In most real-life situations, we are capable of recognizing that social justice does not apply with equal fervor to all living things. Even the most devoted of animal rights activists would bristle at the suggestion that the meat industry, which has certainly killed more living things than Adolf Hitler ever did, is an atrocity comparable to those of the Holocaust. And when faced with the choice between saving a child or a cat from a house fire, the vast majority of rational people would rescue the human being before the animal.

But the insistence that feminists renounce all animal products in order to remain ideologically consistent is more than just logically flimsy. More perniciously, it devalues women, placing us squarely on the level of livestock — a place we have fought for centuries to rise from. No, a human female is not comparable with a non-human animal. A woman lives, thinks, feels, experiences the world, contributes to society and suffers from oppression in ways that her nonhuman counterparts simply do not. And the movement formed to fight for her, to elevate her to the status of her fellow human beings, is right to see her as a special case, to fight for her without treating her as if she were no different from a dog, a squirrel, a spider.

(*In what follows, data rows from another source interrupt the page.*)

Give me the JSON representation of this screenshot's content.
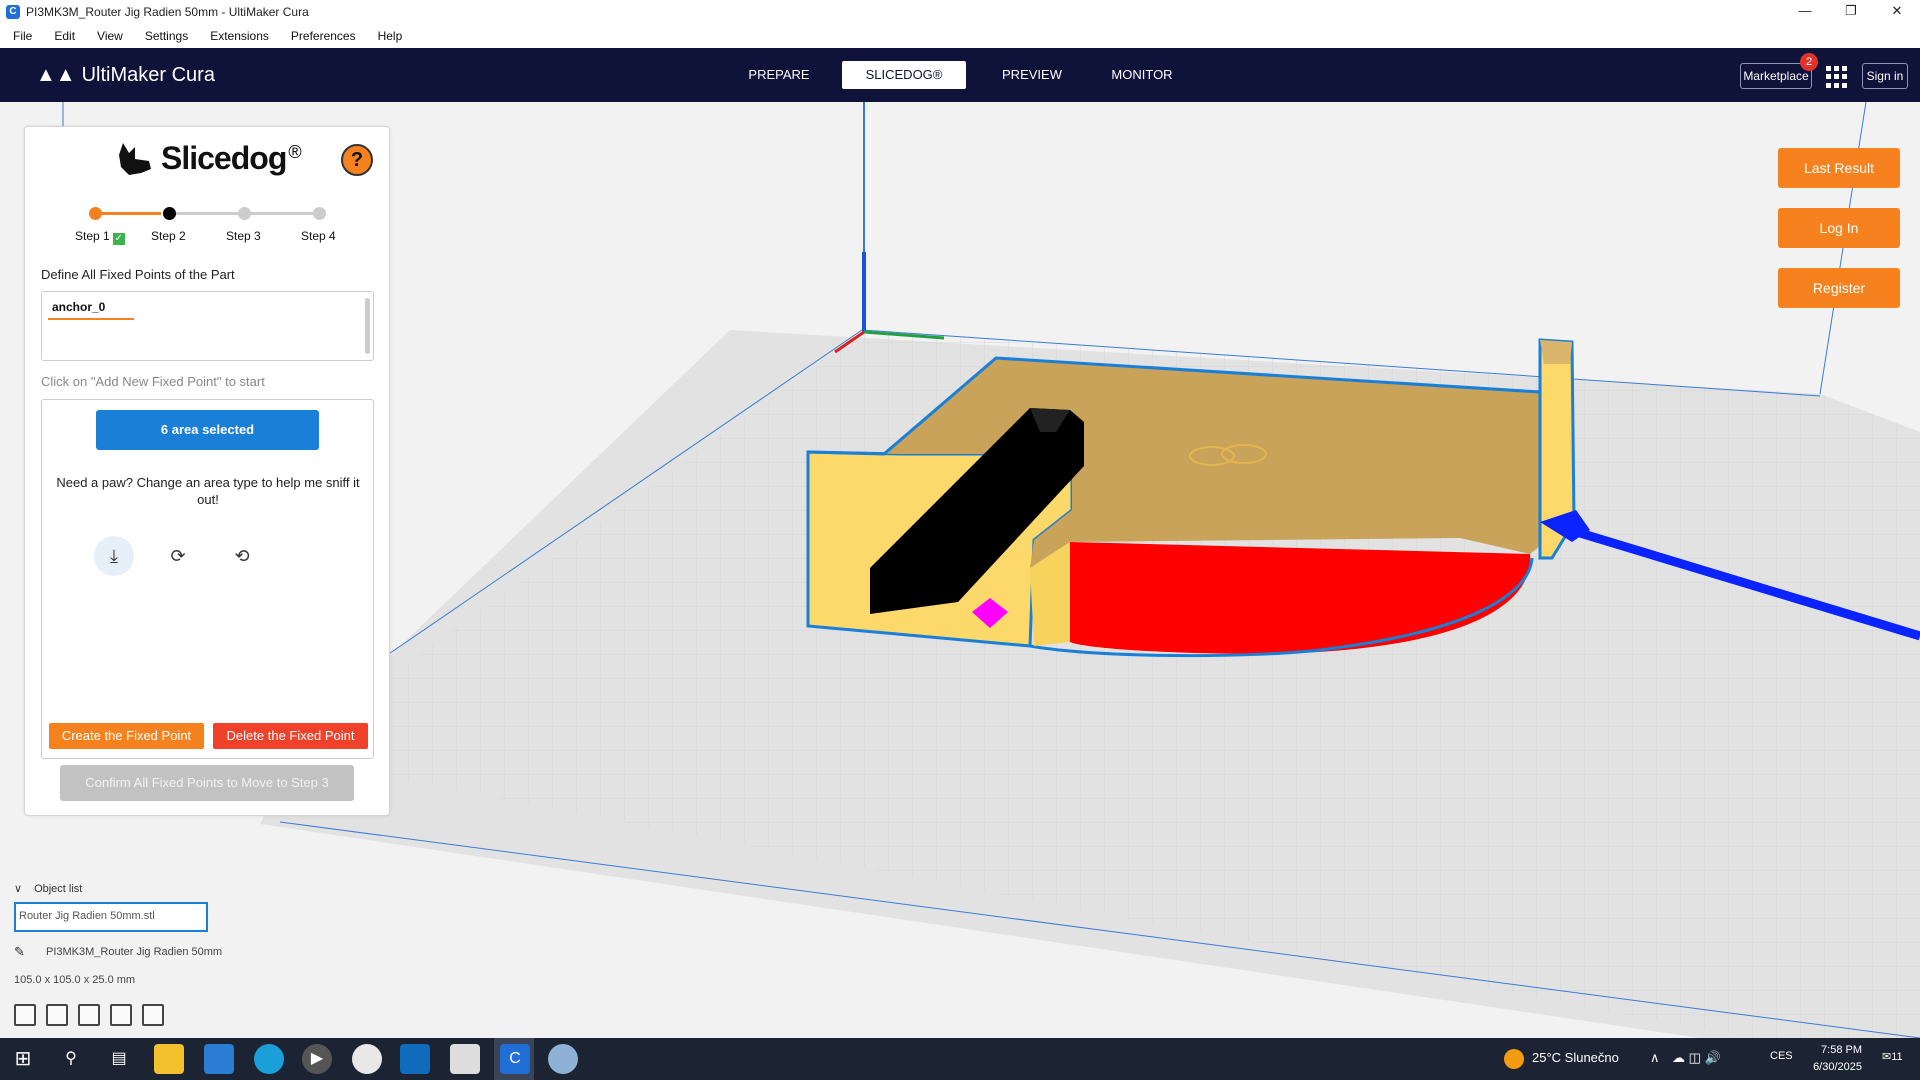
{
  "window": {
    "title": "PI3MK3M_Router Jig Radien 50mm - UltiMaker Cura",
    "controls": [
      "minimize-icon",
      "restore-icon",
      "close-icon"
    ]
  },
  "menu": [
    "File",
    "Edit",
    "View",
    "Settings",
    "Extensions",
    "Preferences",
    "Help"
  ],
  "header": {
    "logo": "UltiMaker Cura",
    "stages": [
      {
        "label": "PREPARE",
        "active": false
      },
      {
        "label": "SLICEDOG®",
        "active": true
      },
      {
        "label": "PREVIEW",
        "active": false
      },
      {
        "label": "MONITOR",
        "active": false
      }
    ],
    "marketplace": "Marketplace",
    "marketplace_badge": "2",
    "sign_in": "Sign in"
  },
  "slicedog": {
    "brand": "Slicedog",
    "reg": "®",
    "help": "?",
    "steps": [
      {
        "label": "Step 1",
        "done": true
      },
      {
        "label": "Step 2",
        "current": true
      },
      {
        "label": "Step 3"
      },
      {
        "label": "Step 4"
      }
    ],
    "section_title": "Define All Fixed Points of the Part",
    "anchor": "anchor_0",
    "hint": "Click on \"Add New Fixed Point\" to start",
    "area_selected": "6 area selected",
    "paw_text": "Need a paw? Change an area type to help me sniff it out!",
    "tools": [
      "download-icon",
      "rotate-icon",
      "rotate-alt-icon"
    ],
    "create_label": "Create the Fixed Point",
    "delete_label": "Delete the Fixed Point",
    "confirm_label": "Confirm All Fixed Points to Move to Step 3"
  },
  "right_buttons": [
    "Last Result",
    "Log In",
    "Register"
  ],
  "object_list": {
    "heading": "Object list",
    "file": "Router Jig Radien 50mm.stl",
    "object_name": "PI3MK3M_Router Jig Radien 50mm",
    "dimensions": "105.0 x 105.0 x 25.0 mm"
  },
  "taskbar": {
    "weather": "25°C  Slunečno",
    "lang": "CES",
    "time": "7:58 PM",
    "date": "6/30/2025",
    "notifications": "11"
  },
  "colors": {
    "header_bg": "#0f1239",
    "accent_orange": "#f5821f",
    "accent_blue": "#1a7fd6",
    "delete_red": "#f0412a",
    "model_top": "#c9a35a",
    "model_side": "#fcd96a",
    "model_selected": "#ff0000"
  }
}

That’s not to say, of course, that I don’t find the abuse of animals to be unspeakably horrible and repulsive. The same values that infuse and strengthen my feminism — compassion, empathy and a drive to improve our society — lead me to care deeply about the fair treatment of other living things. Without insisting that human women are on par with nonhuman animals, feminists can extend our passion for a more just world to fight against animal cruelty. The consumption of animals need not involve torture or suffering.

By all means, if your conscience demands it, extend your belief in equal rights to animals and go vegan. I may not join you, but I’ll respect the strength of your convictions. Just don’t try to stretch feminism — a movement concerned with human rights and the inequality of human society — to cover every aspect of your personal moral code. Change your own diet if you feel you should; luckily. feminism leaves you plenty of room for personal choice.